NACHOS – if you ever doubted that nachos are more than just a way to quieten the kids while you place your bets at the pub TAB, then delve into the pleasure of ‘nachos nine ways’ by searching for ‘Matt Preston nachos’ on the internet.
DORITOS AS SEASONING – forget salt, I prefer to season my Mexican with ground-up Double Cheese Doritos. Yes, that might make me common as muck, but it’s no worse than grinding Burger Rings to make a ‘dust’ for steak, or crushing Cheetos to make a mac ‘n’ cheese crumb, like they do at my local hipster barbecue joint.
DUDE FOOD – burgers, steaks, smoked stuff, fried stuff with barbecue sauce and mayo; what is ‘dude food’ if not an excuse for us to eat bogan food, but sold to us as ‘Southern cooking’?
RISSOLES – absent since The Castle, but making a triumphant return in my new cookbook (and a relative to the meatloaf recipe here from my The Simple Secrets to Cooking Everything Better). LOADED FRIES – when Maccas advertises loaded fries, you know the flannel set have embraced them in a way they never embraced Canadian poutine. More confounding, however, is how you’ll also find ingredient-adorned fries popping up in cool places. Didn’t foodie icon Nigella describe the feta-loaded variety at Gazi in Melbourne as the best thing she ate last year?
Of course, there are more. Cruise the site thingsboganslike.com and you’ll find Mexican beer, Curtis Stone, Nutri-Grain (Iron Man food), RTD cans (aka UDLs), locally produced foreign-label beer,
MasterChef and Boost Juice all featured alongside classically bogan pastimes such as making homebrew and walking between train carriages. There is only one of these things I don’t like*. So, pass the Bintang singlet – it looks like there’s no escaping my true bogan self. (*For the record, it isn’t Curtis, who is a prince among men. I hate RTDs; give me the bottle and the mixers any day!) Head to delicious.com.au for more bogan greats Matt loves.
MR KRANSKY’S PANEL VAN MEATLOAF SERVES 6
500g each beef and pork mince 1 tbs smoked paprika (pimenton) 3 leeks, trimmed 1 tbs olive oil 1 onion, finely chopped 125g streaky bacon, finely chopped 2 garlic cloves, crushed
1/ 2 cup (125ml) muscat (substitute sweet sherry) 1 cup (70g) fresh sourdough breadcrumbs 1 egg 200g mature cheddar, coarsely grated
200g tomato sauce 1 tbs Worcestershire sauce 2 tbs smoked paprika (pimenton)
1/4 cup firmly packed (60g) dark-brown sugar
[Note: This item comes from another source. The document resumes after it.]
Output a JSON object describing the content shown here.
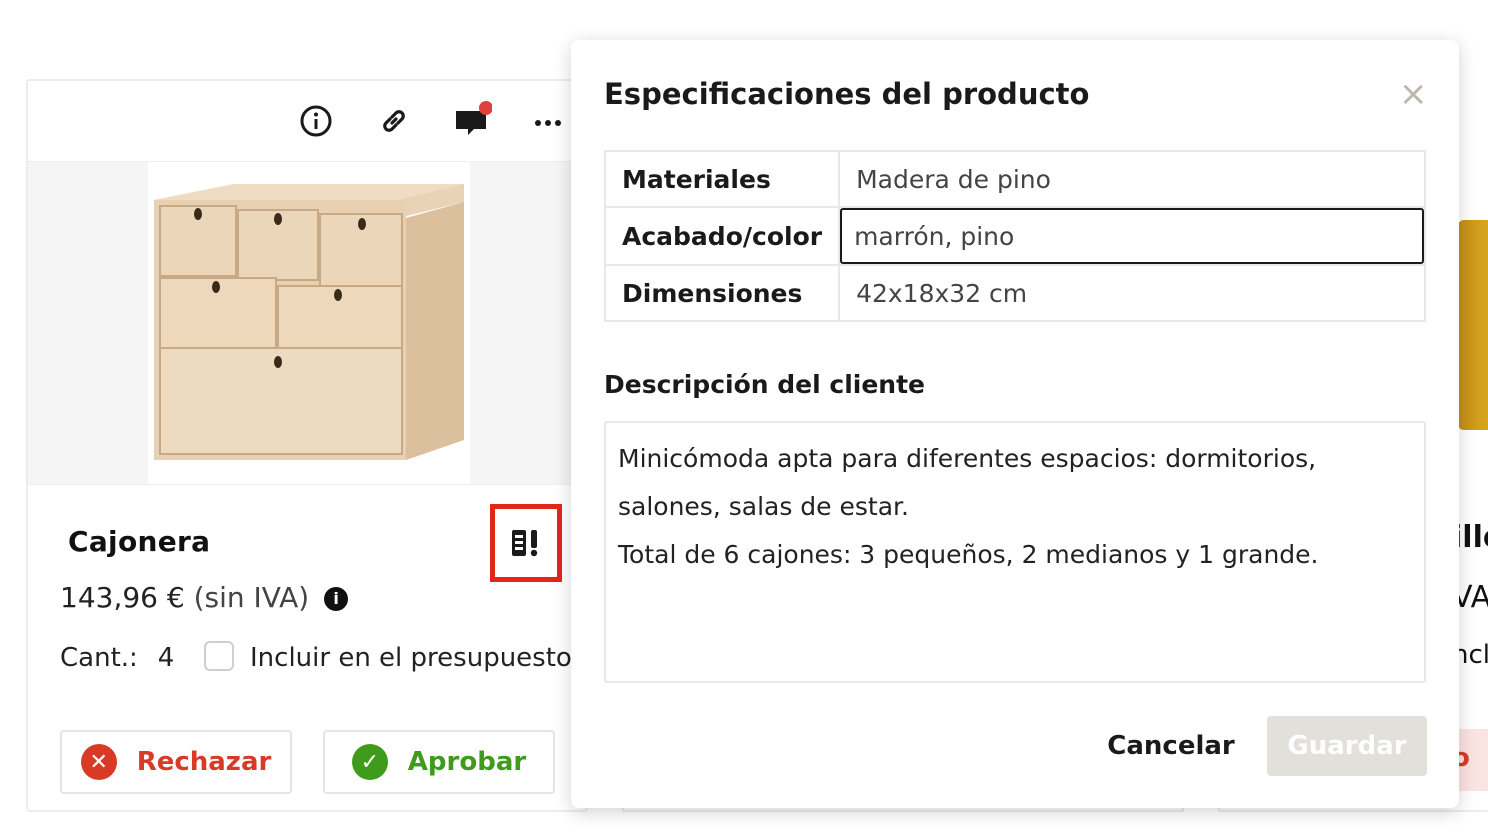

Preheat the oven to 180°C. Line a baking tray with foil, then baking paper. Grease the long edges of an 11.5cm x 31cm (top measurement), 2L (8-cup) loaf pan and line with baking paper, leaving a little overhanging the edges.
Place beef mince, pork mince and paprika in a bowl and combine well using your hands. Set aside.
Place leeks on a microwave-safe plate and microwvae on high for 4 minutes or until softened, then stand for 5 minutes to cool slightly. Once cool enough to handle, peel and discard 2 outer layers, then trim to fit lengthways in prepared loaf pan.
Heat oil in a frypan, add onion and cook, stirring occasionally, for 5 minutes or until softened. Add bacon and garlic, and cook, stirring occasionally, for 5 minutes or until bacon is golden. Add muscat and cook, stirring, for 1-2 minutes or until reduced and syrupy. Remove from heat and stand for 5 minutes or until cooled slightly.
Add muscat mixture, breadcrumbs, egg and cheese to mince mixture and combine well using your hands. Season well.
Using wet hands, press half the meatloaf mixture into the base of the prepared loaf pan, top with leeks, then top with remaining meatloaf mixture, pressing down firmly. Bake for 30 minutes, then carefully turn partially cooked meatloaf out onto the prepared tray.
Meanwhile, for the glaze, combine all the ingredients in a saucepan over medium-high heat, bring to a simmer and cook, stirring constantly, for 1 minute or until heated through. Remove from heat and set aside.
Pour the glaze over meatloaf, brushing evenly over top and sides. Bake glazed meatloaf for 50- 60 minutes or until cooked through. Remove meatloaf from oven and stand for 10 minutes to cool slightly, then thickly slice and brush with any glaze remaining in pan before serving.